When we visit these markets, we also like to plan other activities in the area that revolve around food into our jaunt. Recently, we took an early morning field trip to Little Tokyo on the hunt for some groceries and found so much more. We started out in downtown L.A. in the flower district looking for a sewing needle at an industrial art supply store. I never knew the neighborhood existed and it was a thrill to watch the bustle of event planners, dinner party throwers, and pushy men and women cramming into warehouses and roll up garage door spaces for fresh orchids and potted plants galore in the stark beaming sunshine. Rolling into Little Tokyo, we stopped at Frances Bakery. Their most famous item is their signature donut, which is really what L.A. is currently raving about being the ultra-trendy cronut. Although most of their items were gone by the time we walked in (bare cases must portend that we need to go back and try their pastries), I fell head over heels with their macarons, of which I sumptuously enjoyed a green tea and coconut variety. We then went to the new Marugame Monzo for udon and were delighted by the housemade noodles and the wickedly, textural tempuras. With bellies full, we ventured into the cause of our field trip – Woori Market.
My mission was simple: a tub of miso for soups and sauces, anything I could find made out of matcha green tea chocolate (yes, I plunked down way too much money for matcha Kit Kats), rice wine vinegar for dressings, toasted rice tea, salted umeboshi plums to drink in soda water as an aid to digestion, and sheets of dried nori to add to rice dishes and stir fries. While I was shopping, the CG was on a hunt of his own, one in which I benefited from lavishly later that night at home.
The CG has a knack of taking simple ingredients and creating a world-class meal out of them. Typically, this is done Italian style with simple, fresh things plucked from his garden and mixed with pasta. But this meal was straight out of one of our favorite Japanese restaurants only for about one fourth of the price.
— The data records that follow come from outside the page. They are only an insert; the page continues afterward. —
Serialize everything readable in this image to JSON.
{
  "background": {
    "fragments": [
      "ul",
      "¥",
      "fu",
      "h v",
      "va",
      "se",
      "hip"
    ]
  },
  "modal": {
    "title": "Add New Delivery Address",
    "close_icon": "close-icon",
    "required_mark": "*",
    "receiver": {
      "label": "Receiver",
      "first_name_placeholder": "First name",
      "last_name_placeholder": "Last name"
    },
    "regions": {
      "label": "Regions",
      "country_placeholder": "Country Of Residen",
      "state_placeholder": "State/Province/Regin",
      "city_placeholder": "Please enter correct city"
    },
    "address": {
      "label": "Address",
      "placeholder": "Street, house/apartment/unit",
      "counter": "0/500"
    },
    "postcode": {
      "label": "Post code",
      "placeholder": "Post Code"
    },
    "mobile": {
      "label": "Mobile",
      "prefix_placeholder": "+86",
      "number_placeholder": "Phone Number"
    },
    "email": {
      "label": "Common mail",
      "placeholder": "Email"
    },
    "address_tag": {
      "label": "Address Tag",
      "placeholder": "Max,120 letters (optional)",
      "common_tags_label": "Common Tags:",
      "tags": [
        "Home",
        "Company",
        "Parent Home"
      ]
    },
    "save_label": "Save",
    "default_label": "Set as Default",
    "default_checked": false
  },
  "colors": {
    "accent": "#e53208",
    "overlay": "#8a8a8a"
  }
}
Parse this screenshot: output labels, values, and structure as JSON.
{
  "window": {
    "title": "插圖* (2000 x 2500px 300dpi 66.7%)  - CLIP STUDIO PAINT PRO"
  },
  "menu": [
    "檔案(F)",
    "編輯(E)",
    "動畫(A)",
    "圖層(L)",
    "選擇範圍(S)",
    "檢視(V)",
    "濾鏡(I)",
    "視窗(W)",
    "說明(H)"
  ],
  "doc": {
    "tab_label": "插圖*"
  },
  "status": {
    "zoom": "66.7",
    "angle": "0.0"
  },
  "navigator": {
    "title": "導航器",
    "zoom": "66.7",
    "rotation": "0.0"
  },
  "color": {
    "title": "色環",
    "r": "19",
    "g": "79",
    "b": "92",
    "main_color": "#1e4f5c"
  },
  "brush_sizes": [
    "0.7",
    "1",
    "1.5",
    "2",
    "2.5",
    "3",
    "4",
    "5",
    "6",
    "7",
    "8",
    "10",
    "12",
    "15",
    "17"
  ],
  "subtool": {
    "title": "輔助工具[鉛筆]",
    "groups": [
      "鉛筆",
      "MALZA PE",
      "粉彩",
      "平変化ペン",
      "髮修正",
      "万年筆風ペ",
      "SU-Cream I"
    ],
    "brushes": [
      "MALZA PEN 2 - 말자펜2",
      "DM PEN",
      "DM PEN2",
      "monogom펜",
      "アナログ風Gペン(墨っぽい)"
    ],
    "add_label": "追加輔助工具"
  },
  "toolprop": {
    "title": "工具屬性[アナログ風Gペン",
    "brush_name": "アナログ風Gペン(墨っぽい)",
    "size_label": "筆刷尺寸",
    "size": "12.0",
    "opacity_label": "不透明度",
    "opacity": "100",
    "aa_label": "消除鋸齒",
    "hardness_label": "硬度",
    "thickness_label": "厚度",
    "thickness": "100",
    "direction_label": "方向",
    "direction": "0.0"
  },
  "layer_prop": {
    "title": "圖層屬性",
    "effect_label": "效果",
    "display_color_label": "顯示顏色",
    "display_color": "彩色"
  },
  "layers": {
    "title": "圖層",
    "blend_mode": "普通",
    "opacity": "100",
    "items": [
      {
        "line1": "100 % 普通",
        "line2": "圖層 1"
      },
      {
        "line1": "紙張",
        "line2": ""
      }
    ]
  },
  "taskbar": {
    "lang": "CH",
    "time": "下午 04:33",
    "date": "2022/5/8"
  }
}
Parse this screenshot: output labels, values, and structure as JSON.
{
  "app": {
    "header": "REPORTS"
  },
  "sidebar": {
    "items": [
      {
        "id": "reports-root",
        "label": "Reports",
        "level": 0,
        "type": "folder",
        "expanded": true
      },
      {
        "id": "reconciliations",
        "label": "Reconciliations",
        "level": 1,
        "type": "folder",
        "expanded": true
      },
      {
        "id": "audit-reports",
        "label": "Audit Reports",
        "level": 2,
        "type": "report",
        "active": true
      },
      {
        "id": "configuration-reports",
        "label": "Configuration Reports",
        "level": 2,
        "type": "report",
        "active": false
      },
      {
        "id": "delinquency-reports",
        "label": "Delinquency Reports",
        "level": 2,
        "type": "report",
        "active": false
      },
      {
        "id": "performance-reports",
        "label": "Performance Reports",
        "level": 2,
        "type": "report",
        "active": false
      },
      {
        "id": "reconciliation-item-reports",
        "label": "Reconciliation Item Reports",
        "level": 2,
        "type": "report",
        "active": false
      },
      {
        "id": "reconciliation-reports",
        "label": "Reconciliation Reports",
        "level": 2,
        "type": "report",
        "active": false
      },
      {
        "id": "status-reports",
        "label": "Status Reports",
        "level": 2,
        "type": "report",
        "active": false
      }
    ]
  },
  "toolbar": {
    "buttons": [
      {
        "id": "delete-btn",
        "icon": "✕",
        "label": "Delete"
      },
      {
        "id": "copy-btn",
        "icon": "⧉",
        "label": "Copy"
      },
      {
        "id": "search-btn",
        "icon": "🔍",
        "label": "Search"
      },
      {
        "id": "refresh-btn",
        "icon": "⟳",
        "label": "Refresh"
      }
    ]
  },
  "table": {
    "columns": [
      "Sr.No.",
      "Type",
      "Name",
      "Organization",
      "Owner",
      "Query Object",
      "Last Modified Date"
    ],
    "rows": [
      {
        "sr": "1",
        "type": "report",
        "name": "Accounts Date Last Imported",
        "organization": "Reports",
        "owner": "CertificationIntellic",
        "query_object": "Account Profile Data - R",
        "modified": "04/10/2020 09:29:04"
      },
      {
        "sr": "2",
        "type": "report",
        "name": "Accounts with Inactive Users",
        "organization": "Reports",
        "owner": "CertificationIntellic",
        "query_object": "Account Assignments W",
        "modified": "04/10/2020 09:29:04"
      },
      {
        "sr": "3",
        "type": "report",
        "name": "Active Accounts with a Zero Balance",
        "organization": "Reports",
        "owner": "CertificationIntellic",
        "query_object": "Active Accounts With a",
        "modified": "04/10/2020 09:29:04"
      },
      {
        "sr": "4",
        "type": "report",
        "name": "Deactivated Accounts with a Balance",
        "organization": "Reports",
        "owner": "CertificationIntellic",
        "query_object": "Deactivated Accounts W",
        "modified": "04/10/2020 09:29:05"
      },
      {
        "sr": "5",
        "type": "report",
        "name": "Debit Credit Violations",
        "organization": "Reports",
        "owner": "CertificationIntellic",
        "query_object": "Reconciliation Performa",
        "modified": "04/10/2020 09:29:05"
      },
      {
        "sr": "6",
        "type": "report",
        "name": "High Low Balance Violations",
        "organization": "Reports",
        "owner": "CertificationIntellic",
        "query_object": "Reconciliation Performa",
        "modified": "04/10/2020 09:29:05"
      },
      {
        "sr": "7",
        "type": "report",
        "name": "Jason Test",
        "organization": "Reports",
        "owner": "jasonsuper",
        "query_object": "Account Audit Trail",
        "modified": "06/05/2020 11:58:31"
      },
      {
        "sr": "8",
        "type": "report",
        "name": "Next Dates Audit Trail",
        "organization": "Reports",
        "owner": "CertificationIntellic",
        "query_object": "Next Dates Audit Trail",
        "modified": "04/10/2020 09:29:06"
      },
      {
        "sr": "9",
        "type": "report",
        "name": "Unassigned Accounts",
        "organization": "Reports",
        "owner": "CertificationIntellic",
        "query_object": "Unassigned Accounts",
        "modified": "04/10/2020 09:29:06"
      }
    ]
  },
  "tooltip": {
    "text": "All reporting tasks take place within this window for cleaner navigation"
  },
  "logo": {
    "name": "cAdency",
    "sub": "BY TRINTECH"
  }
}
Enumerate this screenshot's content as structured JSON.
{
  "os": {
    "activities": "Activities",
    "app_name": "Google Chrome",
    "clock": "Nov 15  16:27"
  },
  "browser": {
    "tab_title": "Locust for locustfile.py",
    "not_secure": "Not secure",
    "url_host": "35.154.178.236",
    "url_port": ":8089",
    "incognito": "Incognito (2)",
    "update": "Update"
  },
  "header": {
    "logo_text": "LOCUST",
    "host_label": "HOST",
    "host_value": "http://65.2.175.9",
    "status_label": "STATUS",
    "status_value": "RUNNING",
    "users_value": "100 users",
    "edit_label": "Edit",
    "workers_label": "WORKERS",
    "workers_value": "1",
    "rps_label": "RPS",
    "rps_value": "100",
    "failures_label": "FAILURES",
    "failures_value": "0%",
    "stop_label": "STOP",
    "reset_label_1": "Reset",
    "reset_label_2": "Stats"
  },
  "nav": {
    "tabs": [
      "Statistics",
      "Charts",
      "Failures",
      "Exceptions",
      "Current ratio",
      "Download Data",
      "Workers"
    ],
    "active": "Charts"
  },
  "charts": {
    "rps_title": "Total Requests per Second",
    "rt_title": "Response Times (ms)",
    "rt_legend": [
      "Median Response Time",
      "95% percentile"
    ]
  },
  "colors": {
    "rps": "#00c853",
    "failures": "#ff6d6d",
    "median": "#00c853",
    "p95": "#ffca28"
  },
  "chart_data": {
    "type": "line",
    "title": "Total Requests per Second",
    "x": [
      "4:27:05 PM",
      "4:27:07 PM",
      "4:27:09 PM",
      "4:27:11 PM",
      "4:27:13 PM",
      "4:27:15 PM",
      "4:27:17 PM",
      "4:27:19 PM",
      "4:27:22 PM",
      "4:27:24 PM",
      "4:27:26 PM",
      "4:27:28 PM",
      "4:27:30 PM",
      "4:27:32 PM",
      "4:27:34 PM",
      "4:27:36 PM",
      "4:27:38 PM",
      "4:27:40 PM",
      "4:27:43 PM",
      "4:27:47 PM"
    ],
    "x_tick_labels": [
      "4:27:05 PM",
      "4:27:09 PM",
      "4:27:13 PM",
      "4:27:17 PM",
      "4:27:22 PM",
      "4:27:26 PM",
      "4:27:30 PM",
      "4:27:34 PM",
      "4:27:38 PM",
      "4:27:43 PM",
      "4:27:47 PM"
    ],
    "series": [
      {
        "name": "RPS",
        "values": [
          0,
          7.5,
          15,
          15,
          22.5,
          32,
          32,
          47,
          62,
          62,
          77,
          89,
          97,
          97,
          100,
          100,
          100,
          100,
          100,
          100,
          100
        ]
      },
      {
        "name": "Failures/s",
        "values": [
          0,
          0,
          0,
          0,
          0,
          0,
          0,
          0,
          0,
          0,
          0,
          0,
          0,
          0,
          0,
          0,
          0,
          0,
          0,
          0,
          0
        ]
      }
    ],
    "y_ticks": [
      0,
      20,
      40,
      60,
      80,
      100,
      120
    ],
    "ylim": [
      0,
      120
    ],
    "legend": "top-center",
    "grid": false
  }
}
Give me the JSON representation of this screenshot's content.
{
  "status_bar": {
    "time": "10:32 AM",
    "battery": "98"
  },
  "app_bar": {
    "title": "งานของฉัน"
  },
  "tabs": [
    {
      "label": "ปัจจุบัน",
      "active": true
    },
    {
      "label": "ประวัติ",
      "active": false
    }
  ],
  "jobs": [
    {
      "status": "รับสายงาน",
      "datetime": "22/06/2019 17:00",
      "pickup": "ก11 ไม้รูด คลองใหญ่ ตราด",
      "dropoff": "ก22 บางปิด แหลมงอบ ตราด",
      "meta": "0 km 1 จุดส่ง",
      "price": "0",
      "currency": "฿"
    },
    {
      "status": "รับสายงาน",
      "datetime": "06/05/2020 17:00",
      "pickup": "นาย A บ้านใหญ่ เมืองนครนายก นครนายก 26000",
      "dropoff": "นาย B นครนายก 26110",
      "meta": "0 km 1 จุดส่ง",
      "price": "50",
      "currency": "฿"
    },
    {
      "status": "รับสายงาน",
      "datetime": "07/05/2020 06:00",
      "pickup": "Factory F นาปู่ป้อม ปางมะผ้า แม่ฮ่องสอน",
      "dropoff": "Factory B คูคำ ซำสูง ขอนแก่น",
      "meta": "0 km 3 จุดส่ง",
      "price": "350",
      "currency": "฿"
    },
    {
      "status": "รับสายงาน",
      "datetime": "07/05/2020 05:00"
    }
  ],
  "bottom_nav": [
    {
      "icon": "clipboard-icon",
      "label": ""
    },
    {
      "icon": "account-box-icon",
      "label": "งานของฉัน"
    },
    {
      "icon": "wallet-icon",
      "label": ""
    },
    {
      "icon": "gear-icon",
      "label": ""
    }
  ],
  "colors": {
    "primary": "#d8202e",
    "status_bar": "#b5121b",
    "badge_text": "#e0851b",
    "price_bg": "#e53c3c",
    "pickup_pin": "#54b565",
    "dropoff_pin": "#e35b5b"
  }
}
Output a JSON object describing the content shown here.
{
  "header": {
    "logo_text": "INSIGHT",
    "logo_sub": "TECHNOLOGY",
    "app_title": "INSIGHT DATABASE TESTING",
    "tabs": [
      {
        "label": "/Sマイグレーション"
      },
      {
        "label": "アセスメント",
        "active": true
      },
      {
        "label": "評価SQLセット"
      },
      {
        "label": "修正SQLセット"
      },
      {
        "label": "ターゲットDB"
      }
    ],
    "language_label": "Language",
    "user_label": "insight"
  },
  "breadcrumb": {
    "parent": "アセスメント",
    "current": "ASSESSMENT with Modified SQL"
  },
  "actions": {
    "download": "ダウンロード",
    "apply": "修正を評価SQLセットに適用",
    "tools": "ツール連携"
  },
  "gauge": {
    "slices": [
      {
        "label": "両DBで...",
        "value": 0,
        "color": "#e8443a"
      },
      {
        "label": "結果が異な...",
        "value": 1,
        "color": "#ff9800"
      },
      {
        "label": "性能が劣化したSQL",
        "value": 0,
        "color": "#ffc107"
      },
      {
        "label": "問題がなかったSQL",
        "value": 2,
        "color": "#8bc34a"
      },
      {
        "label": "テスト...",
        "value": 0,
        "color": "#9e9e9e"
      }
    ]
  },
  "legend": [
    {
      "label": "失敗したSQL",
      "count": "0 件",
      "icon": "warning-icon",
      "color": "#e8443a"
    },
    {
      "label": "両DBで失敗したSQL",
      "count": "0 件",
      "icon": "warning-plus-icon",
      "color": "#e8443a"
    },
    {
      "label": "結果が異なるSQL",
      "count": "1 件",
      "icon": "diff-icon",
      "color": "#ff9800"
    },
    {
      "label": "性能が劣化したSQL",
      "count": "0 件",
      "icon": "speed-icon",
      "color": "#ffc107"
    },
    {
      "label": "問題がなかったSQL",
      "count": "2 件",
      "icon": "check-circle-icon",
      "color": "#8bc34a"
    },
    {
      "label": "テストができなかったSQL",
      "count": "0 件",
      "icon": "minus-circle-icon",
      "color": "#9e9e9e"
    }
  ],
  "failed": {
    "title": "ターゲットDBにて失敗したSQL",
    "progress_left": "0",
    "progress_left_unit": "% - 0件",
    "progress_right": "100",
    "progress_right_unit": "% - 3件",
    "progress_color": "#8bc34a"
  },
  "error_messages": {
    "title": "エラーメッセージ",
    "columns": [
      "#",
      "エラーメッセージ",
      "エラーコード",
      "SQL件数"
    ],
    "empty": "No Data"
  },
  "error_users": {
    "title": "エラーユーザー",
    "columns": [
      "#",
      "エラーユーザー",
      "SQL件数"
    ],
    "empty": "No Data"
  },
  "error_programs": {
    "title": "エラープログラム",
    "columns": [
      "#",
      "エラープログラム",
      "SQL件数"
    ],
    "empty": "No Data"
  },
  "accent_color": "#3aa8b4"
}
Green beans, a Japanese cucumber and Crenshaw melon were plucked right from the backyard while everything else came straight from that day’s shopping trip and included: tofu, yellowtail (cut into sashimi), eel, king trumpet mushrooms (pan sautéed to buttery perfection), uni, rice and seaweed to roll various bites of it all up in. A nice bottle of sake helped us wash it all down.
As much as we eat out to try new things, I am convinced that my favorite foodie moments are when we decide to step out of our box, hunt for meals inspired by our most memorable trips to restaurants, and then try to recreate the experiences for ourselves at home.